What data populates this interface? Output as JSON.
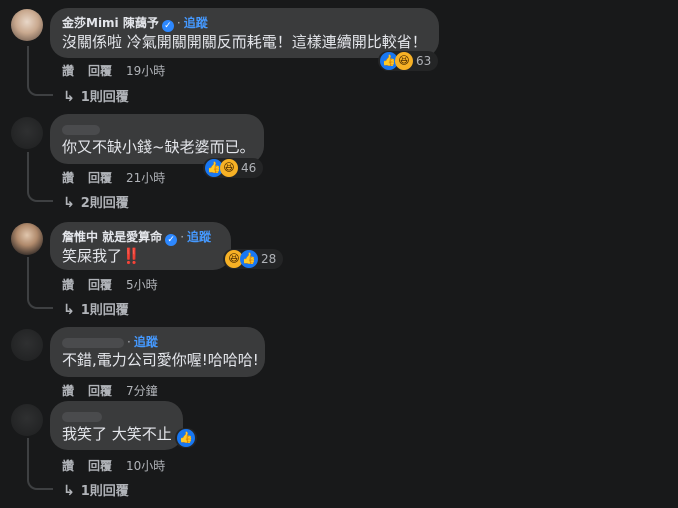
{
  "comments": [
    {
      "name": "金莎Mimi 陳藹予",
      "verified": true,
      "follow": "追蹤",
      "text": "沒關係啦 冷氣開關開關反而耗電！這樣連續開比較省！",
      "actions": {
        "like": "讚",
        "reply": "回覆",
        "time": "19小時"
      },
      "reaction_count": "63",
      "reactions": [
        "like-icon",
        "haha-icon"
      ],
      "replies": "1則回覆"
    },
    {
      "name": "",
      "verified": false,
      "text": "你又不缺小錢~缺老婆而已。",
      "actions": {
        "like": "讚",
        "reply": "回覆",
        "time": "21小時"
      },
      "reaction_count": "46",
      "reactions": [
        "like-icon",
        "haha-icon"
      ],
      "replies": "2則回覆"
    },
    {
      "name": "詹惟中 就是愛算命",
      "verified": true,
      "follow": "追蹤",
      "text": "笑屎我了",
      "emoji": "‼️",
      "actions": {
        "like": "讚",
        "reply": "回覆",
        "time": "5小時"
      },
      "reaction_count": "28",
      "reactions": [
        "haha-icon",
        "like-icon"
      ],
      "replies": "1則回覆"
    },
    {
      "name": "",
      "follow": "追蹤",
      "text": "不錯,電力公司愛你喔!哈哈哈!",
      "actions": {
        "like": "讚",
        "reply": "回覆",
        "time": "7分鐘"
      }
    },
    {
      "name": "",
      "text": "我笑了 大笑不止",
      "actions": {
        "like": "讚",
        "reply": "回覆",
        "time": "10小時"
      },
      "reactions": [
        "like-icon"
      ],
      "replies": "1則回覆"
    }
  ],
  "colors": {
    "background": "#18191a",
    "bubble": "#3a3b3c",
    "link": "#4599ff",
    "like": "#1877f2",
    "haha": "#f7b125"
  }
}
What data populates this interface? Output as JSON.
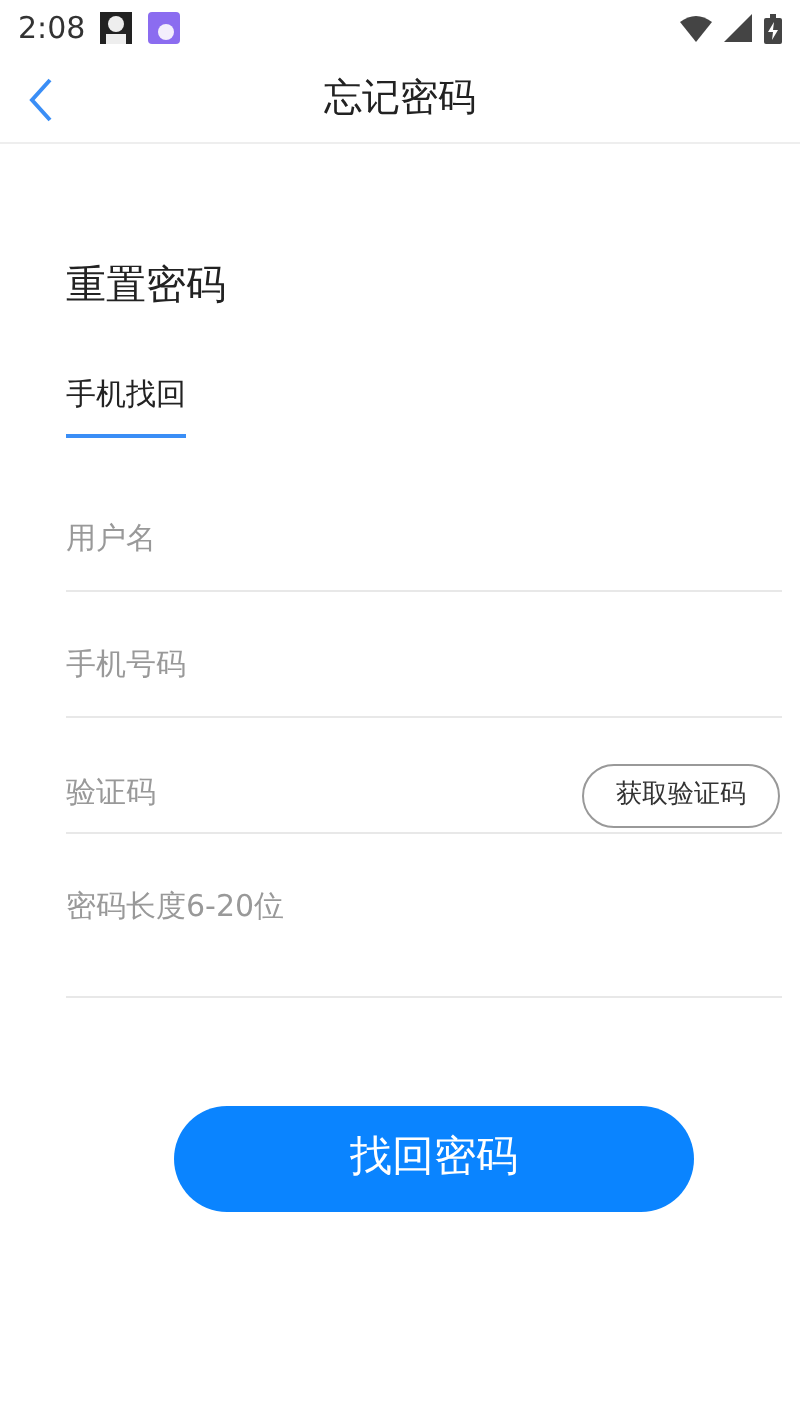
{
  "status_bar": {
    "time": "2:08"
  },
  "header": {
    "title": "忘记密码"
  },
  "heading": "重置密码",
  "tabs": [
    {
      "label": "手机找回",
      "selected": true
    }
  ],
  "fields": [
    {
      "kind": "text",
      "placeholder": "用户名"
    },
    {
      "kind": "text",
      "placeholder": "手机号码"
    },
    {
      "kind": "code",
      "placeholder": "验证码",
      "button": "获取验证码"
    },
    {
      "kind": "password",
      "placeholder": "密码长度6-20位"
    }
  ],
  "submit": "找回密码"
}
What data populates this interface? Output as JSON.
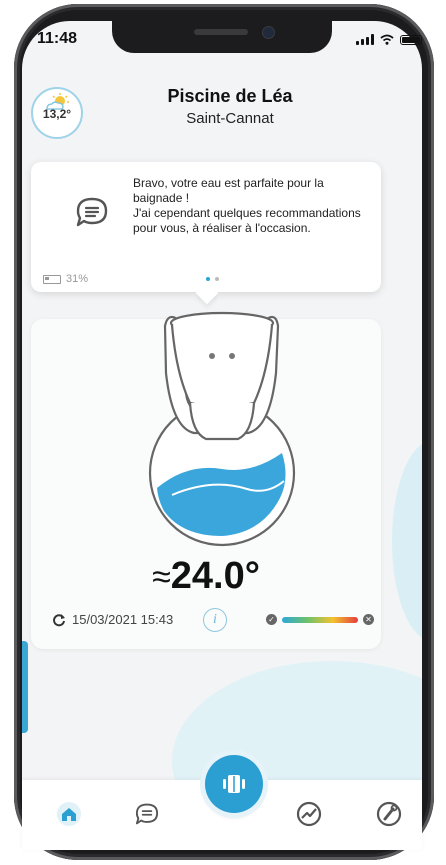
{
  "status_bar": {
    "time": "11:48"
  },
  "weather": {
    "temperature": "13,2°",
    "icon": "sun-cloud-icon"
  },
  "pool": {
    "name": "Piscine de Léa",
    "city": "Saint-Cannat"
  },
  "message": {
    "lines": [
      "Bravo, votre eau est parfaite pour la baignade !",
      "J'ai cependant quelques recommandations pour vous, à réaliser à l'occasion."
    ],
    "battery_level": "31%",
    "pager": {
      "count": 2,
      "active": 0
    }
  },
  "measure": {
    "approx_symbol": "≈",
    "temperature": "24.0°",
    "last_update": "15/03/2021 15:43",
    "info_label": "i"
  },
  "colors": {
    "accent": "#2b9fd1",
    "water": "#3aa6dc",
    "scale_start": "#2ea8d8",
    "scale_end": "#e53d3d"
  },
  "tabs": [
    "home-icon",
    "chat-icon",
    "device-icon",
    "analysis-icon",
    "maintenance-icon"
  ]
}
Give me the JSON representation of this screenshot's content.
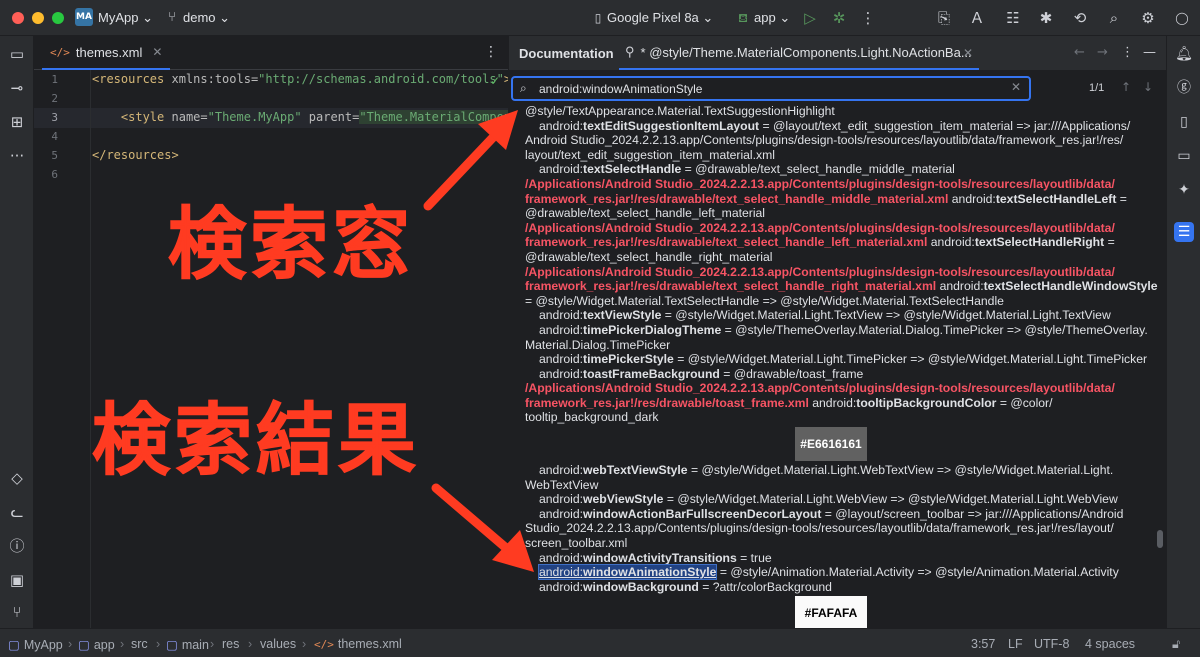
{
  "titlebar": {
    "project_badge": "MA",
    "project_name": "MyApp",
    "branch": "demo",
    "device": "Google Pixel 8a",
    "run_config": "app",
    "icons": [
      "folder-icon",
      "branch-icon",
      "device-icon",
      "android-icon",
      "run-icon",
      "debug-icon",
      "gradle-icon",
      "translate-icon",
      "layout-icon",
      "bug-icon",
      "sync-icon",
      "search-icon",
      "gear-icon"
    ]
  },
  "editor": {
    "tab_label": "themes.xml",
    "tab_icon": "</>",
    "line_numbers": [
      "1",
      "2",
      "3",
      "4",
      "5",
      "6"
    ],
    "lines": [
      {
        "tag_open": "<resources",
        "attr": " xmlns:tools=",
        "val": "\"http://schemas.android.com/tools\"",
        "tag_close": ">"
      },
      {
        "text": ""
      },
      {
        "indent": "    ",
        "tag_open": "<style",
        "attr1": " name=",
        "val1": "\"Theme.MyApp\"",
        "attr2": " parent=",
        "val2": "\"Theme.MaterialComponents"
      },
      {
        "text": ""
      },
      {
        "tag_open": "</resources>"
      },
      {
        "text": ""
      }
    ]
  },
  "documentation": {
    "panel_title": "Documentation",
    "tab_label": "* @style/Theme.MaterialComponents.Light.NoActionBa...",
    "search_value": "android:windowAnimationStyle",
    "match_count": "1/1",
    "lines": [
      {
        "t": "@style/TextAppearance.Material.TextSuggestionHighlight"
      },
      {
        "i": true,
        "p": "android:",
        "b": "textEditSuggestionItemLayout",
        "s": " = @layout/text_edit_suggestion_item_material => jar:///Applications/"
      },
      {
        "t": "Android Studio_2024.2.2.13.app/Contents/plugins/design-tools/resources/layoutlib/data/framework_res.jar!/res/"
      },
      {
        "t": "layout/text_edit_suggestion_item_material.xml"
      },
      {
        "i": true,
        "p": "android:",
        "b": "textSelectHandle",
        "s": " = @drawable/text_select_handle_middle_material"
      },
      {
        "r": "/Applications/Android Studio_2024.2.2.13.app/Contents/plugins/design-tools/resources/layoutlib/data/"
      },
      {
        "r": "framework_res.jar!/res/drawable/text_select_handle_middle_material.xml",
        "p": "     android:",
        "b": "textSelectHandleLeft",
        "s": " ="
      },
      {
        "t": "@drawable/text_select_handle_left_material"
      },
      {
        "r": "/Applications/Android Studio_2024.2.2.13.app/Contents/plugins/design-tools/resources/layoutlib/data/"
      },
      {
        "r": "framework_res.jar!/res/drawable/text_select_handle_left_material.xml",
        "p": "     android:",
        "b": "textSelectHandleRight",
        "s": " ="
      },
      {
        "t": "@drawable/text_select_handle_right_material"
      },
      {
        "r": "/Applications/Android Studio_2024.2.2.13.app/Contents/plugins/design-tools/resources/layoutlib/data/"
      },
      {
        "r": "framework_res.jar!/res/drawable/text_select_handle_right_material.xml",
        "p": "     android:",
        "b": "textSelectHandleWindowStyle",
        "s": ""
      },
      {
        "t": "= @style/Widget.Material.TextSelectHandle => @style/Widget.Material.TextSelectHandle"
      },
      {
        "i": true,
        "p": "android:",
        "b": "textViewStyle",
        "s": " = @style/Widget.Material.Light.TextView => @style/Widget.Material.Light.TextView"
      },
      {
        "i": true,
        "p": "android:",
        "b": "timePickerDialogTheme",
        "s": " = @style/ThemeOverlay.Material.Dialog.TimePicker => @style/ThemeOverlay."
      },
      {
        "t": "Material.Dialog.TimePicker"
      },
      {
        "i": true,
        "p": "android:",
        "b": "timePickerStyle",
        "s": " = @style/Widget.Material.Light.TimePicker => @style/Widget.Material.Light.TimePicker"
      },
      {
        "i": true,
        "p": "android:",
        "b": "toastFrameBackground",
        "s": " = @drawable/toast_frame"
      },
      {
        "r": "/Applications/Android Studio_2024.2.2.13.app/Contents/plugins/design-tools/resources/layoutlib/data/"
      },
      {
        "r": "framework_res.jar!/res/drawable/toast_frame.xml",
        "p": "     android:",
        "b": "tooltipBackgroundColor",
        "s": " = @color/"
      },
      {
        "t": "tooltip_background_dark"
      },
      {
        "swatch": "#E6616161",
        "dark": true
      },
      {
        "i": true,
        "p": "android:",
        "b": "webTextViewStyle",
        "s": " = @style/Widget.Material.Light.WebTextView => @style/Widget.Material.Light."
      },
      {
        "t": "WebTextView"
      },
      {
        "i": true,
        "p": "android:",
        "b": "webViewStyle",
        "s": " = @style/Widget.Material.Light.WebView => @style/Widget.Material.Light.WebView"
      },
      {
        "i": true,
        "p": "android:",
        "b": "windowActionBarFullscreenDecorLayout",
        "s": " = @layout/screen_toolbar => jar:///Applications/Android"
      },
      {
        "t": "Studio_2024.2.2.13.app/Contents/plugins/design-tools/resources/layoutlib/data/framework_res.jar!/res/layout/"
      },
      {
        "t": "screen_toolbar.xml"
      },
      {
        "i": true,
        "p": "android:",
        "b": "windowActivityTransitions",
        "s": " = true"
      },
      {
        "i": true,
        "hp": "android:",
        "hb": "windowAnimationStyle",
        "s": " = @style/Animation.Material.Activity => @style/Animation.Material.Activity"
      },
      {
        "i": true,
        "p": "android:",
        "b": "windowBackground",
        "s": " = ?attr/colorBackground"
      },
      {
        "swatch": "#FAFAFA",
        "dark": false
      }
    ]
  },
  "statusbar": {
    "breadcrumbs": [
      "MyApp",
      "app",
      "src",
      "main",
      "res",
      "values",
      "themes.xml"
    ],
    "position": "3:57",
    "line_sep": "LF",
    "encoding": "UTF-8",
    "indent": "4 spaces"
  },
  "annotations": {
    "search_window": "検索窓",
    "search_result": "検索結果",
    "color": "#ff3b21"
  }
}
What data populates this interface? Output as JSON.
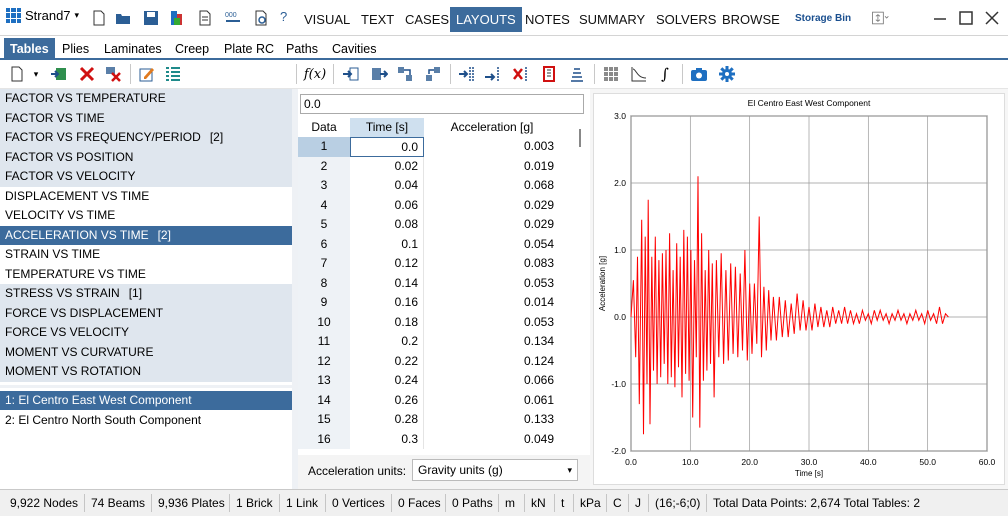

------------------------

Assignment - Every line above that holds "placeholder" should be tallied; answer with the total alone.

Exercise result - 4